Exercise instructions
Each entry below should be echoed exactly, with pictures omitted.

>>

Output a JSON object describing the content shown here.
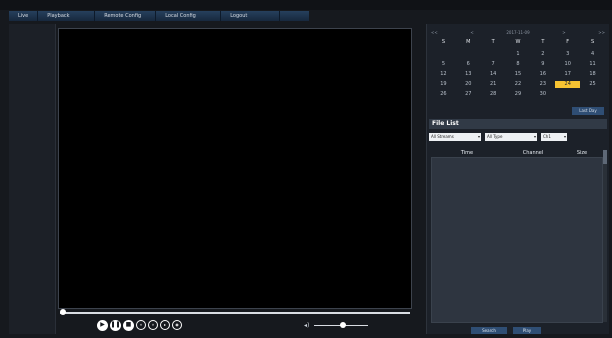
{
  "menu": {
    "items": [
      "Live",
      "Playback",
      "Remote Config",
      "Local Config",
      "Logout"
    ]
  },
  "calendar": {
    "header": [
      "<<",
      "<",
      "2017-11-09",
      ">",
      ">>"
    ],
    "weekdays": [
      "S",
      "M",
      "T",
      "W",
      "T",
      "F",
      "S"
    ],
    "days": [
      "",
      "",
      "",
      "1",
      "2",
      "3",
      "4",
      "5",
      "6",
      "7",
      "8",
      "9",
      "10",
      "11",
      "12",
      "13",
      "14",
      "15",
      "16",
      "17",
      "18",
      "19",
      "20",
      "21",
      "22",
      "23",
      "24",
      "25",
      "26",
      "27",
      "28",
      "29",
      "30",
      "",
      ""
    ],
    "selected_day": "24",
    "button": "Last Day"
  },
  "file_list": {
    "title": "File List",
    "filters": {
      "stream": "All Streams",
      "type": "All Type",
      "channel": "Ch1"
    },
    "columns": [
      "Time",
      "Channel",
      "Size"
    ]
  },
  "bottom": {
    "search": "Search",
    "play": "Play"
  }
}
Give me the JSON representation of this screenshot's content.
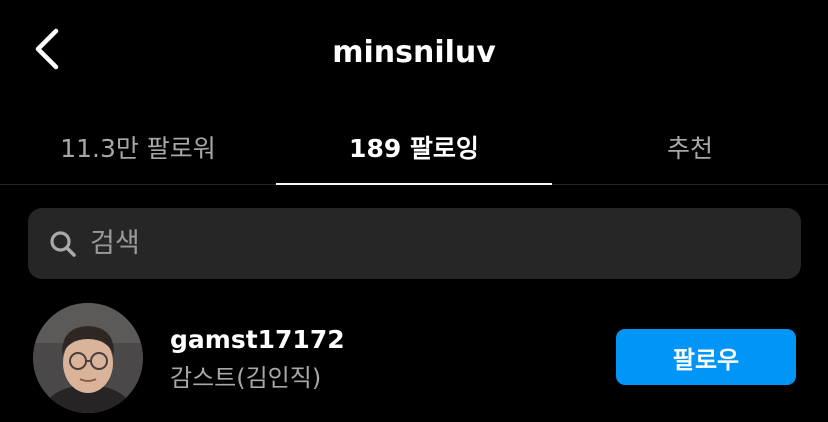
{
  "header": {
    "title": "minsniluv",
    "back_icon": "chevron-left-icon"
  },
  "tabs": [
    {
      "label": "11.3만 팔로워",
      "active": false
    },
    {
      "label": "189 팔로잉",
      "active": true
    },
    {
      "label": "추천",
      "active": false
    }
  ],
  "search": {
    "icon": "search-icon",
    "placeholder": "검색",
    "value": ""
  },
  "users": [
    {
      "username": "gamst17172",
      "full_name": "감스트(김인직)",
      "button_label": "팔로우"
    }
  ],
  "colors": {
    "background": "#000000",
    "accent": "#0095f6",
    "muted_text": "#a8a8a8",
    "search_bg": "#262626"
  }
}
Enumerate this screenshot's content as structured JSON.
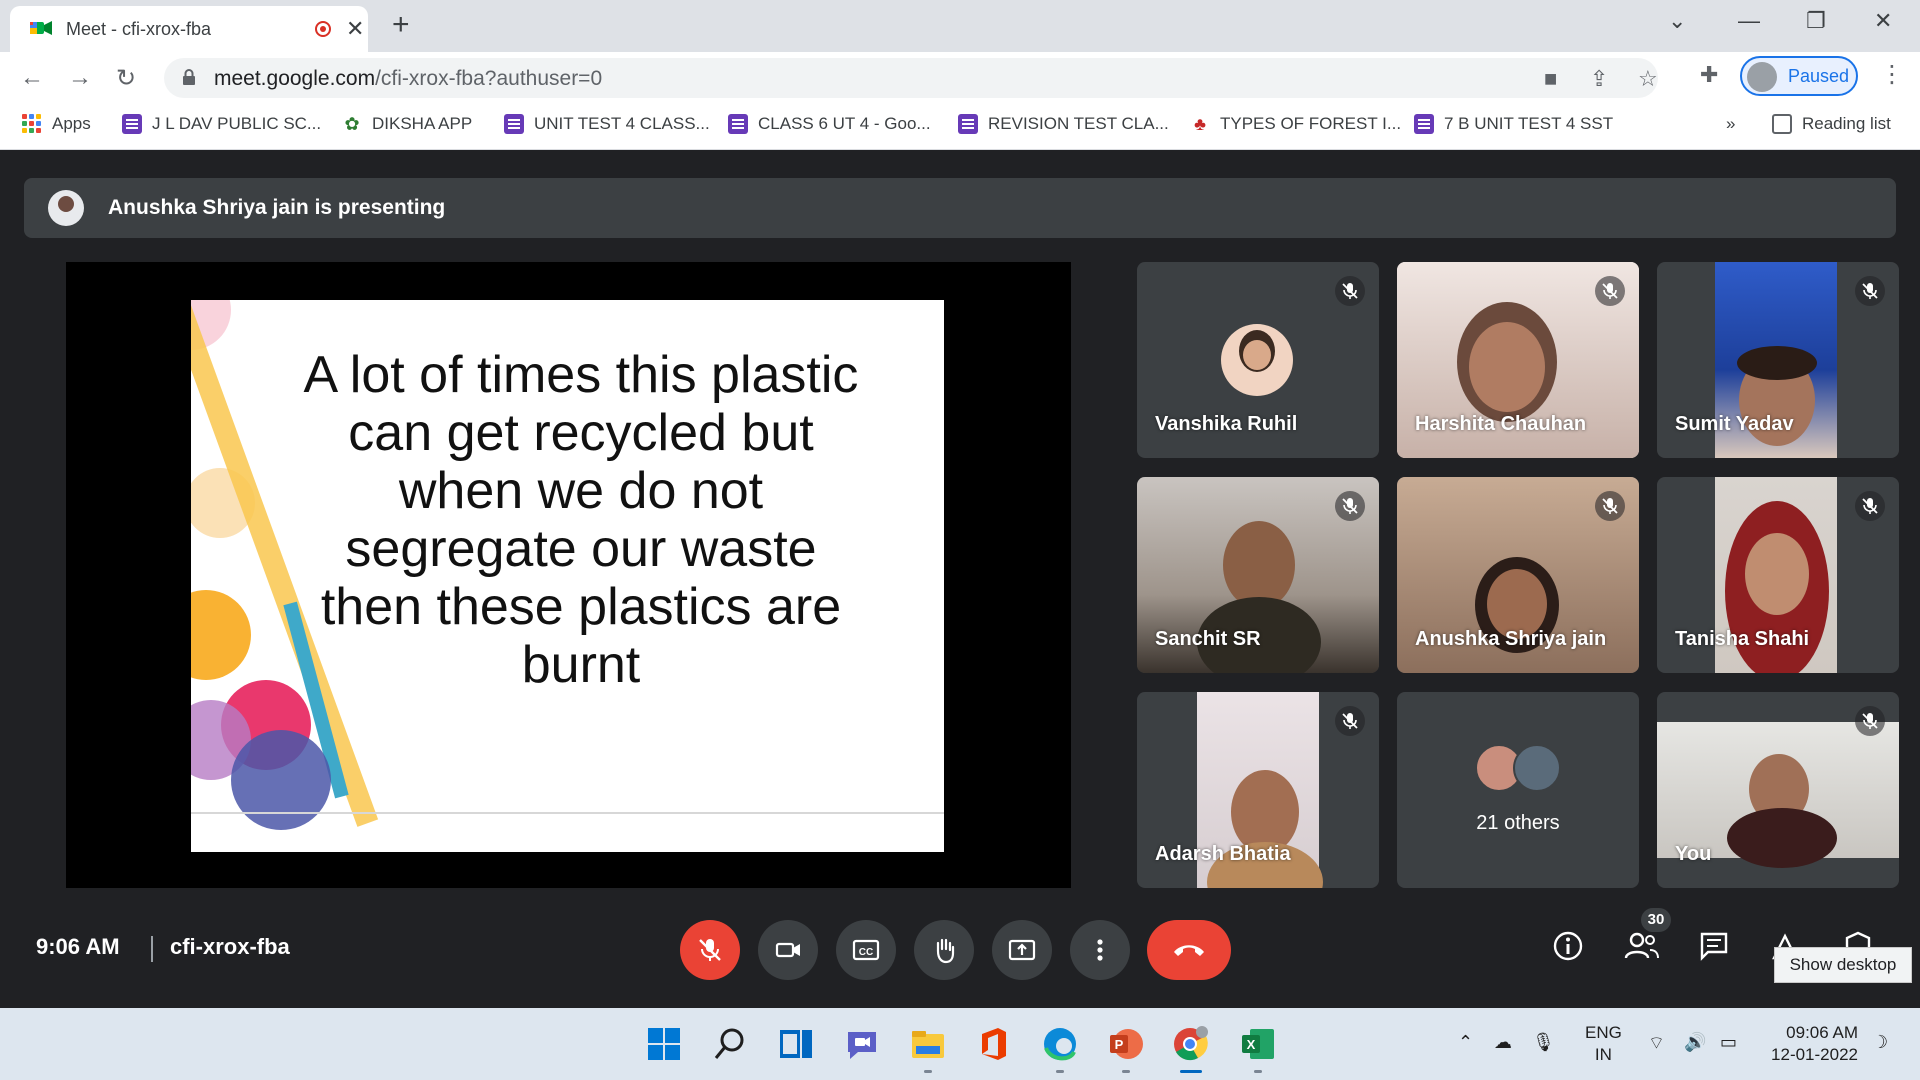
{
  "browser": {
    "tab_title": "Meet - cfi-xrox-fba",
    "url_host": "meet.google.com",
    "url_path": "/cfi-xrox-fba?authuser=0",
    "profile_label": "Paused",
    "bookmarks": [
      {
        "label": "Apps",
        "icon": "apps-grid-icon"
      },
      {
        "label": "J L DAV PUBLIC SC...",
        "icon": "forms-icon"
      },
      {
        "label": "DIKSHA APP",
        "icon": "diksha-icon"
      },
      {
        "label": "UNIT TEST 4 CLASS...",
        "icon": "forms-icon"
      },
      {
        "label": "CLASS 6 UT 4 - Goo...",
        "icon": "forms-icon"
      },
      {
        "label": "REVISION TEST CLA...",
        "icon": "forms-icon"
      },
      {
        "label": "TYPES OF FOREST I...",
        "icon": "forest-icon"
      },
      {
        "label": "7 B UNIT TEST 4 SST",
        "icon": "forms-icon"
      }
    ],
    "bookmarks_overflow": "»",
    "reading_list": "Reading list"
  },
  "meet": {
    "presenting_banner": "Anushka Shriya jain is presenting",
    "slide_text_lines": [
      "A lot of times this plastic",
      "can get recycled but",
      "when we do not",
      "segregate our waste",
      "then these plastics are",
      "burnt"
    ],
    "participants": [
      "Vanshika Ruhil",
      "Harshita Chauhan",
      "Sumit Yadav",
      "Sanchit SR",
      "Anushka Shriya jain",
      "Tanisha Shahi",
      "Adarsh Bhatia",
      "21 others",
      "You"
    ],
    "time": "9:06 AM",
    "meeting_code": "cfi-xrox-fba",
    "people_count": "30",
    "tooltip": "Show desktop"
  },
  "taskbar": {
    "lang_top": "ENG",
    "lang_bottom": "IN",
    "clock_time": "09:06 AM",
    "clock_date": "12-01-2022"
  },
  "colors": {
    "meet_bg": "#202124",
    "tile_bg": "#3c4043",
    "danger": "#ea4335",
    "accent": "#1a73e8"
  }
}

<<

Final answer
Output a JSON object describing the content shown here.
{
  "menu": {
    "items": [
      "Live",
      "Playback",
      "Remote Config",
      "Local Config",
      "Logout"
    ]
  },
  "calendar": {
    "header": [
      "<<",
      "<",
      "2017-11-09",
      ">",
      ">>"
    ],
    "weekdays": [
      "S",
      "M",
      "T",
      "W",
      "T",
      "F",
      "S"
    ],
    "days": [
      "",
      "",
      "",
      "1",
      "2",
      "3",
      "4",
      "5",
      "6",
      "7",
      "8",
      "9",
      "10",
      "11",
      "12",
      "13",
      "14",
      "15",
      "16",
      "17",
      "18",
      "19",
      "20",
      "21",
      "22",
      "23",
      "24",
      "25",
      "26",
      "27",
      "28",
      "29",
      "30",
      "",
      ""
    ],
    "selected_day": "24",
    "button": "Last Day"
  },
  "file_list": {
    "title": "File List",
    "filters": {
      "stream": "All Streams",
      "type": "All Type",
      "channel": "Ch1"
    },
    "columns": [
      "Time",
      "Channel",
      "Size"
    ]
  },
  "bottom": {
    "search": "Search",
    "play": "Play"
  }
}
Give me the JSON representation of this screenshot's content.
{
  "header": {
    "title": "minsniluv",
    "back_icon": "chevron-left-icon"
  },
  "tabs": [
    {
      "label": "11.3만 팔로워",
      "active": false
    },
    {
      "label": "189 팔로잉",
      "active": true
    },
    {
      "label": "추천",
      "active": false
    }
  ],
  "search": {
    "icon": "search-icon",
    "placeholder": "검색",
    "value": ""
  },
  "users": [
    {
      "username": "gamst17172",
      "full_name": "감스트(김인직)",
      "button_label": "팔로우"
    }
  ],
  "colors": {
    "background": "#000000",
    "accent": "#0095f6",
    "muted_text": "#a8a8a8",
    "search_bg": "#262626"
  }
}
Enumerate this screenshot's content as structured JSON.
{
  "browser": {
    "tab_title": "Meet - cfi-xrox-fba",
    "url_host": "meet.google.com",
    "url_path": "/cfi-xrox-fba?authuser=0",
    "profile_label": "Paused",
    "bookmarks": [
      {
        "label": "Apps",
        "icon": "apps-grid-icon"
      },
      {
        "label": "J L DAV PUBLIC SC...",
        "icon": "forms-icon"
      },
      {
        "label": "DIKSHA APP",
        "icon": "diksha-icon"
      },
      {
        "label": "UNIT TEST 4 CLASS...",
        "icon": "forms-icon"
      },
      {
        "label": "CLASS 6 UT 4 - Goo...",
        "icon": "forms-icon"
      },
      {
        "label": "REVISION TEST CLA...",
        "icon": "forms-icon"
      },
      {
        "label": "TYPES OF FOREST I...",
        "icon": "forest-icon"
      },
      {
        "label": "7 B UNIT TEST 4 SST",
        "icon": "forms-icon"
      }
    ],
    "bookmarks_overflow": "»",
    "reading_list": "Reading list"
  },
  "meet": {
    "presenting_banner": "Anushka Shriya jain is presenting",
    "slide_text_lines": [
      "A lot of times this plastic",
      "can get recycled but",
      "when we do not",
      "segregate our waste",
      "then these plastics are",
      "burnt"
    ],
    "participants": [
      "Vanshika Ruhil",
      "Harshita Chauhan",
      "Sumit Yadav",
      "Sanchit SR",
      "Anushka Shriya jain",
      "Tanisha Shahi",
      "Adarsh Bhatia",
      "21 others",
      "You"
    ],
    "time": "9:06 AM",
    "meeting_code": "cfi-xrox-fba",
    "people_count": "30",
    "tooltip": "Show desktop"
  },
  "taskbar": {
    "lang_top": "ENG",
    "lang_bottom": "IN",
    "clock_time": "09:06 AM",
    "clock_date": "12-01-2022"
  },
  "colors": {
    "meet_bg": "#202124",
    "tile_bg": "#3c4043",
    "danger": "#ea4335",
    "accent": "#1a73e8"
  }
}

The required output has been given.